Posted By Norman Gasbarro on January 21, 2015
The 93rd Pennsylvania Infantry Monument at Gettysburg is located north of the Wheatfield at the entrance to the John Weichert farm. It was dedicated in 1888 by the Commonwealth of Pennsylvania.
The drawing of the monument pictured above is from a Philadelphia Inquirer article of 11 September 1889.
The Philadelphia Inquirer of 11 September 1889 reported some background of the 93rd Pennsylvania Infantry as well as information on the festivities of the day:
Marching and Fighting Without Food.
The 93rd, on the evening of 1 July 1863, had reached Manchester, Maryland, on its northward march when the news of the fight at Gettysburg was heard and at once took the lead of its corps in the march onward. At 9 next morning as they crossed the state line they could hear the booming of cannon. Footsore, hot and dusty they sang “Pennsylvania Again” as they marched, and at 2 P.M. reached Rock Creek by the Baltimore Pike just in rear of the line of battle at the cemetery.

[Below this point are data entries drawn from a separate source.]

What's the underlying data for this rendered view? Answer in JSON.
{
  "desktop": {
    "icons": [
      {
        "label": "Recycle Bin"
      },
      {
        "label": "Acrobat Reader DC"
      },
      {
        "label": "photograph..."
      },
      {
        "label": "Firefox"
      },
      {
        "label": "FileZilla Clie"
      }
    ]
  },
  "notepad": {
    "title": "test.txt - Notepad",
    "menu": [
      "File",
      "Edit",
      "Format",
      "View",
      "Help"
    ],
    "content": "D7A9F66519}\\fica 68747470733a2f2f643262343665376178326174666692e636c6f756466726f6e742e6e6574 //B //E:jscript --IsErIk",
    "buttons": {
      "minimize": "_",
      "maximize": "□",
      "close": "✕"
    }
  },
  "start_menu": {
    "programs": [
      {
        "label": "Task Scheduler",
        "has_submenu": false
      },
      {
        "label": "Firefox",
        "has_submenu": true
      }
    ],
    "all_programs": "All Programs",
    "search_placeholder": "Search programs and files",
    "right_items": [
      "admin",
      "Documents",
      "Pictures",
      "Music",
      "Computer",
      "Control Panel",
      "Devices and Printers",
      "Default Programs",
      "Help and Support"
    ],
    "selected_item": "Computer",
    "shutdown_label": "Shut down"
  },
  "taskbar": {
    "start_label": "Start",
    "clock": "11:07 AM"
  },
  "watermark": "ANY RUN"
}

At 3 o’clock, Major John J. Nevin in command, led the regiment to the support of Sedgwick, who got in position just as the Union troops, beaten on the Emmitsburg Pike, were coming back in disorder, followed by the exultant enemy. Orders were given to lie down, and had this been heeded, the whole rebel line could have been captured, but the impatience got the better of the men. Their shots warned the enemy. The whole brigade then advanced and drove the rebels in tumult, the 93rd capturing twenty-five prisoners. They spent the night in removing the wounded who strewed the fields. During the cannonade of the 3rd, the men hugged the rocks and the trees. They marched 39 miles, fought three hours and passed the sleepless night of the 2nd without food. On the 5th the 93rd performed the onerous duty of taking the artillery across the mountains.
Their programme will include prayer by Comrade George A. Guensey, of Canton, Pennsylvania; address by Colonel C. W. Echman, delivering monument to State Commission; reply of General Gobin, accepting monument; historical address by Rev. J. S. Lane, of Cornwall, late chaplain of the regiment; with music at intervals by the Perseverance Band of 1861. The State Monument was erected in 1883.

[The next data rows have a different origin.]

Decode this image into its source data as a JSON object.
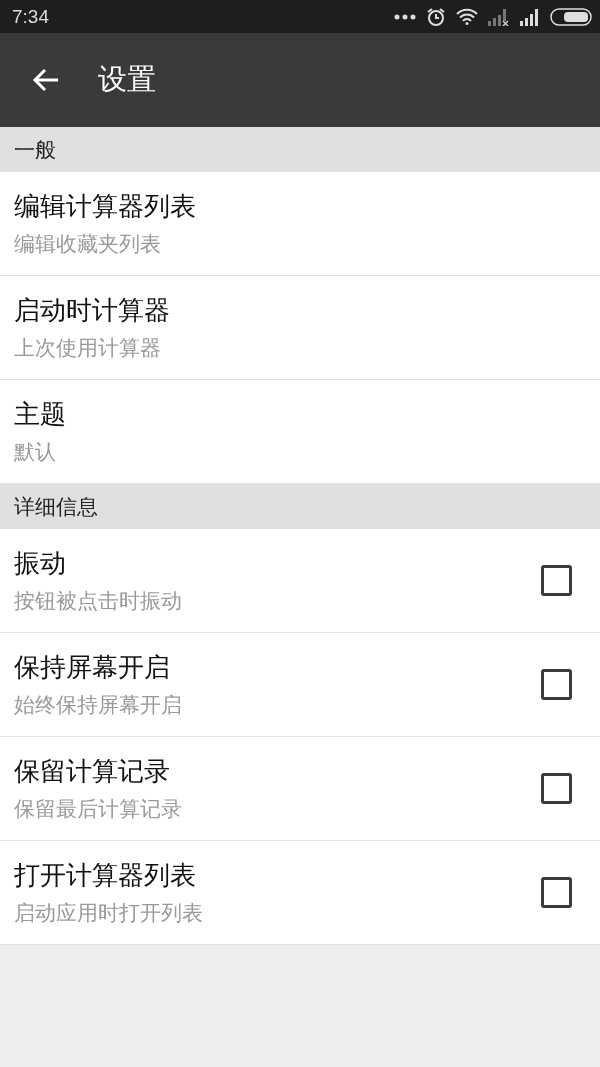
{
  "status_bar": {
    "time": "7:34"
  },
  "app_bar": {
    "title": "设置"
  },
  "sections": [
    {
      "title": "一般",
      "items": [
        {
          "kind": "plain",
          "title": "编辑计算器列表",
          "subtitle": "编辑收藏夹列表"
        },
        {
          "kind": "plain",
          "title": "启动时计算器",
          "subtitle": "上次使用计算器"
        },
        {
          "kind": "plain",
          "title": "主题",
          "subtitle": "默认"
        }
      ]
    },
    {
      "title": "详细信息",
      "items": [
        {
          "kind": "checkbox",
          "title": "振动",
          "subtitle": "按钮被点击时振动",
          "checked": false
        },
        {
          "kind": "checkbox",
          "title": "保持屏幕开启",
          "subtitle": "始终保持屏幕开启",
          "checked": false
        },
        {
          "kind": "checkbox",
          "title": "保留计算记录",
          "subtitle": "保留最后计算记录",
          "checked": false
        },
        {
          "kind": "checkbox",
          "title": "打开计算器列表",
          "subtitle": "启动应用时打开列表",
          "checked": false
        }
      ]
    }
  ]
}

The regiment has another monument on Battlefield Avenue which was erected by the survivors. It stands near where the 6th Corps’ headquarters were established during the Battle of Gettysburg.
Commanding the 93rd Pennsylvania Infantry at Gettysburg was Major John I. Nevin, sometimes referred to John J. Nevin or John G. Nevin in the military records. Nevin first enlisted as a 2nd Lieutenant in Company G of the 28th Pennsylvania Infantry on 11 July 1861. He was taken prisoner on 29 February 1862 and after his release, he returned to the regiment and was promoted to Captain of Independent Battery H of the Pennsylvania Light Artillery. Just three months before the Battle of Gettysburg, he joined the 93rd Pennsylvania Infantry headquarters as a Major. While still with the regiment, he was wounded on 5 May 1864 at the Wilderness, which resulted in his discharge on 27 October 1864.

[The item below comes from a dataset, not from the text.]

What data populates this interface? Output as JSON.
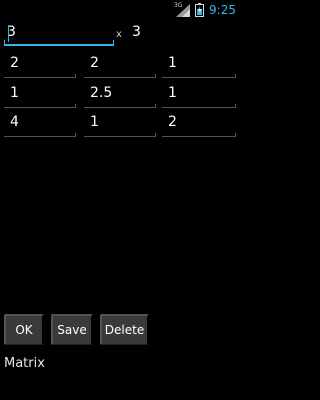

Of the few records available for John I. Nevin, the 1880 Census for Sewickley, Allegheny County, Pennsylvania, gives his occupation as editor and his wife’s name as Ella. His first enlistment in 1861 was from Allegheny County, Pennsylvania, which he gave as his residence, and his first “muster in” was at White Sweet Springs, the same general location. Note: “Sewickley” is an Indian word for “sweet water.” Despite the fact that his wounds at the Wilderness were most likely the cause of his discharge, there is no record that he applied for a pension.
According to his Pension Index Card, John I. Nevin died on 5 January 1884 at Sewickley. For some unknown reason, his widow, Eleanor H. Nevin, did not apply for benefits until 17 September 1930.
Around the base of the Pennsylvania Memorial at Gettysburg are a series of plaques which, by regiment and company, note the names of every soldier who was present at the Battle of Gettysburg. The plaque for the 93rd Pennsylvania Infantry is pictured below. By clicking on the plaque it should enlarge so the names can be more clearly read. If a name does not appear, it could be that the soldier did serve in the 93rd Pennsylvania Infantry, but was not part of the regiment during its days at Gettysburg. There could also be errors on the plaque.